**EXERCISE PROMPT**. Reproduce the following data exactly, minus any images.

**RECORDS SUPPLIED**.
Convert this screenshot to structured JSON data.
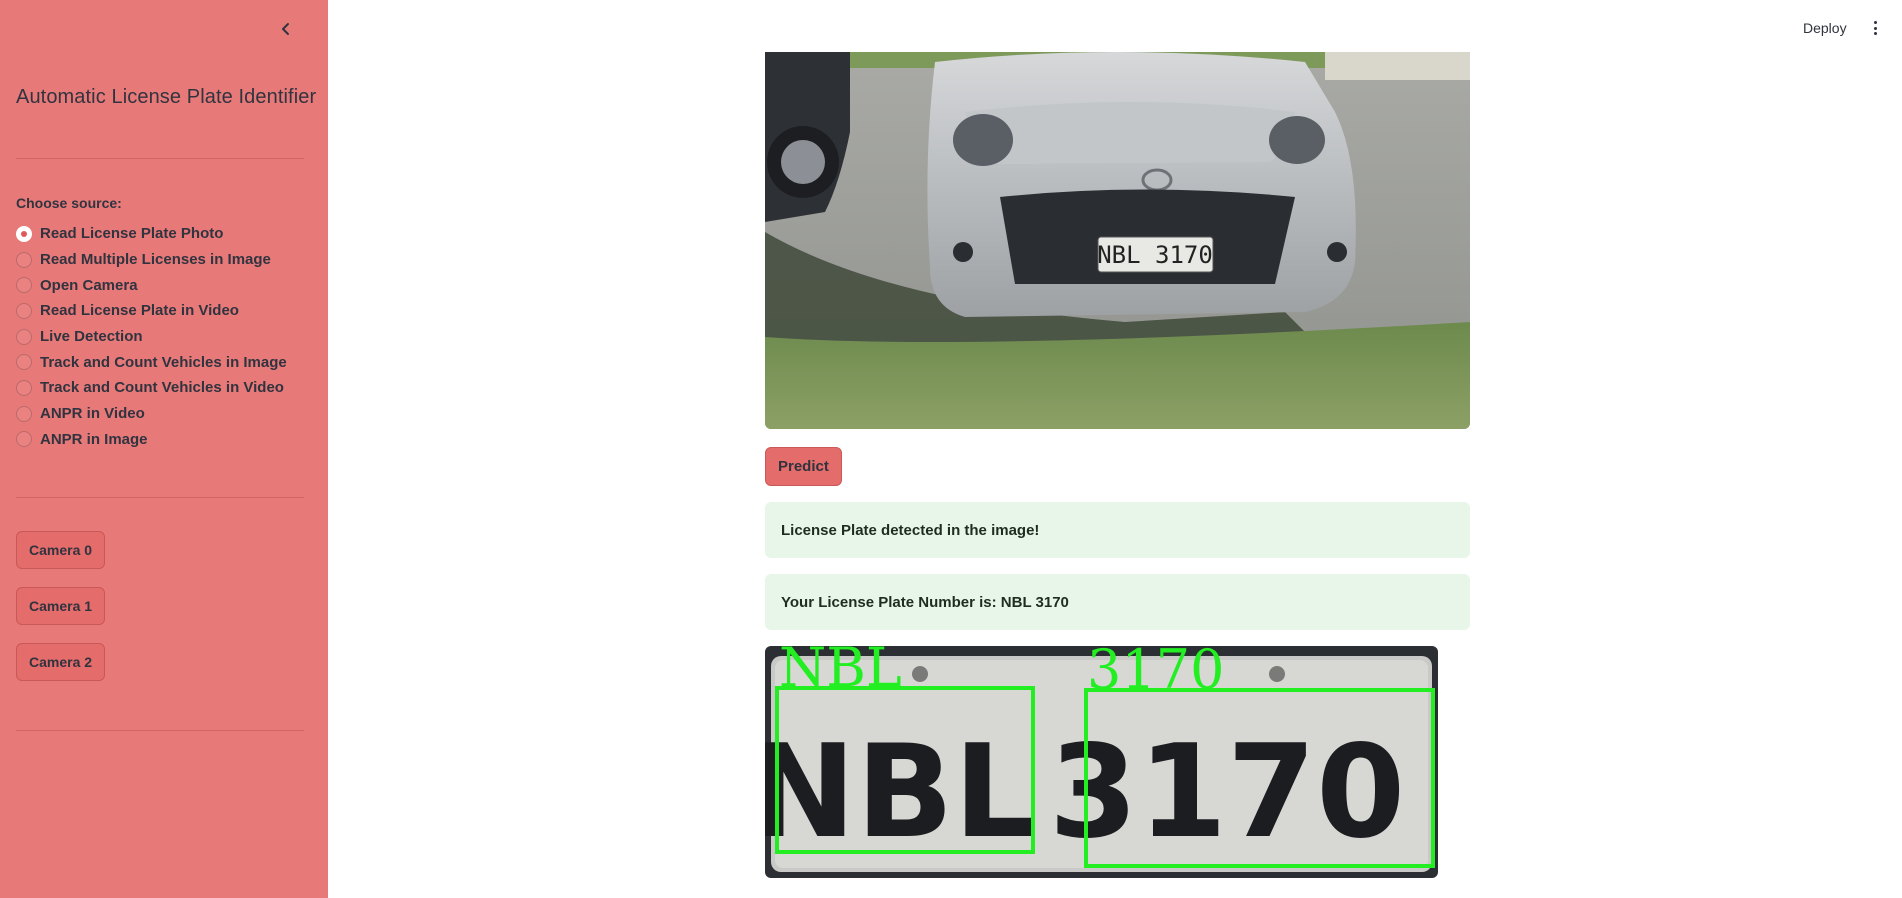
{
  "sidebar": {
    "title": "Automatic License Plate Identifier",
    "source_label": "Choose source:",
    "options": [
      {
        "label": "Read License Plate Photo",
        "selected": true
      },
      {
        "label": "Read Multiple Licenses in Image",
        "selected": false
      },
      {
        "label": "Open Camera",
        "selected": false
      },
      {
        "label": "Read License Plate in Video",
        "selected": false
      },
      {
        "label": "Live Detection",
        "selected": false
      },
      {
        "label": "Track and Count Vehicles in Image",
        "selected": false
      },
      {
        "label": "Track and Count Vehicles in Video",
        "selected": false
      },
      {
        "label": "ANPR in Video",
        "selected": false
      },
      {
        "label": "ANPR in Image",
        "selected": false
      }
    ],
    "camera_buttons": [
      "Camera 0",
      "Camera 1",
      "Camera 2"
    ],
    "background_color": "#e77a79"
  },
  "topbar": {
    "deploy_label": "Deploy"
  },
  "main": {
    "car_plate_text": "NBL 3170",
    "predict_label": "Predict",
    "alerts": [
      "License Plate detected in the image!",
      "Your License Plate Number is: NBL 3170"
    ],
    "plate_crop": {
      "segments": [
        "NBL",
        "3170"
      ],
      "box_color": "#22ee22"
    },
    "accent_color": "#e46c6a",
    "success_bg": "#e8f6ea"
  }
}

**TASK OUTPUT**.
Convert this screenshot to structured JSON data.
{
  "sidebar": {
    "title": "Automatic License Plate Identifier",
    "source_label": "Choose source:",
    "options": [
      {
        "label": "Read License Plate Photo",
        "selected": true
      },
      {
        "label": "Read Multiple Licenses in Image",
        "selected": false
      },
      {
        "label": "Open Camera",
        "selected": false
      },
      {
        "label": "Read License Plate in Video",
        "selected": false
      },
      {
        "label": "Live Detection",
        "selected": false
      },
      {
        "label": "Track and Count Vehicles in Image",
        "selected": false
      },
      {
        "label": "Track and Count Vehicles in Video",
        "selected": false
      },
      {
        "label": "ANPR in Video",
        "selected": false
      },
      {
        "label": "ANPR in Image",
        "selected": false
      }
    ],
    "camera_buttons": [
      "Camera 0",
      "Camera 1",
      "Camera 2"
    ],
    "background_color": "#e77a79"
  },
  "topbar": {
    "deploy_label": "Deploy"
  },
  "main": {
    "car_plate_text": "NBL 3170",
    "predict_label": "Predict",
    "alerts": [
      "License Plate detected in the image!",
      "Your License Plate Number is: NBL 3170"
    ],
    "plate_crop": {
      "segments": [
        "NBL",
        "3170"
      ],
      "box_color": "#22ee22"
    },
    "accent_color": "#e46c6a",
    "success_bg": "#e8f6ea"
  }
}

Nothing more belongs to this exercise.